If you’ve been diagnosed with cancer, this is the time to focus on you. If you’re a caretaker, focusing on your­self now and again is a good idea, too. Writing down your fears, your ques­tions, and your dreams will enable real communication with loved ones, friends, and doctors. Eventually, you may wish to share your writing with others, inspiring them with your per­sonal perspective.

TIP: Leave notebooks around the house
and fill them with your thoughts.

Right now, you may be feeling too raw to imagine sharing your innermost thoughts in this way. You may simply feel intimidated. The idea of writing may rekindle a nightmare called high school English class, during which your teacher made you write down that yucky stuff called “feelings” in a journal, and you forced yourself to produce just enough to secure a passing grade.

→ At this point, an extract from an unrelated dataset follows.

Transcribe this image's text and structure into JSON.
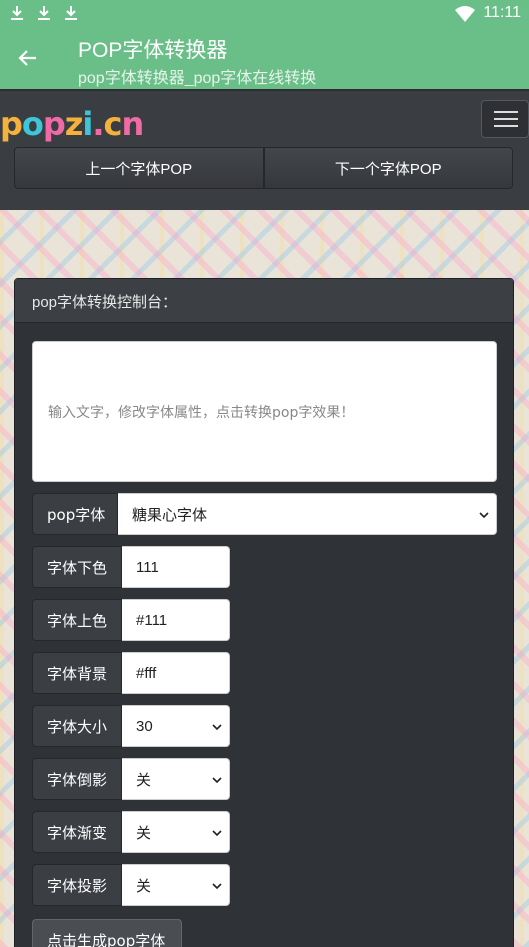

Relax. There are no grades to be earned here, only benefits to be ex­perienced. You just have to give your­self permission to express how you feel. This is your chance to get started. Each of us needs to communi­cate and share our feelings, no matter how tough that may be.

♦ ♦ ♦ ♦ ♦

David Tabatsky is the author of Write for Life: Communicating Your Way Through Cancer and has coauthored Chicken Soup for the Soul’s The Cancer Book, The Intelligent Divorce, and Beautiful Old Dogs, among many others. He teaches writing workshops at cancer centers around the country. Learn more about David at tabatsky.com.

For more inspiration and writing resources, visit WriteForLife.info.

This article was published in Coping® with Cancer magazine, July/August 2014.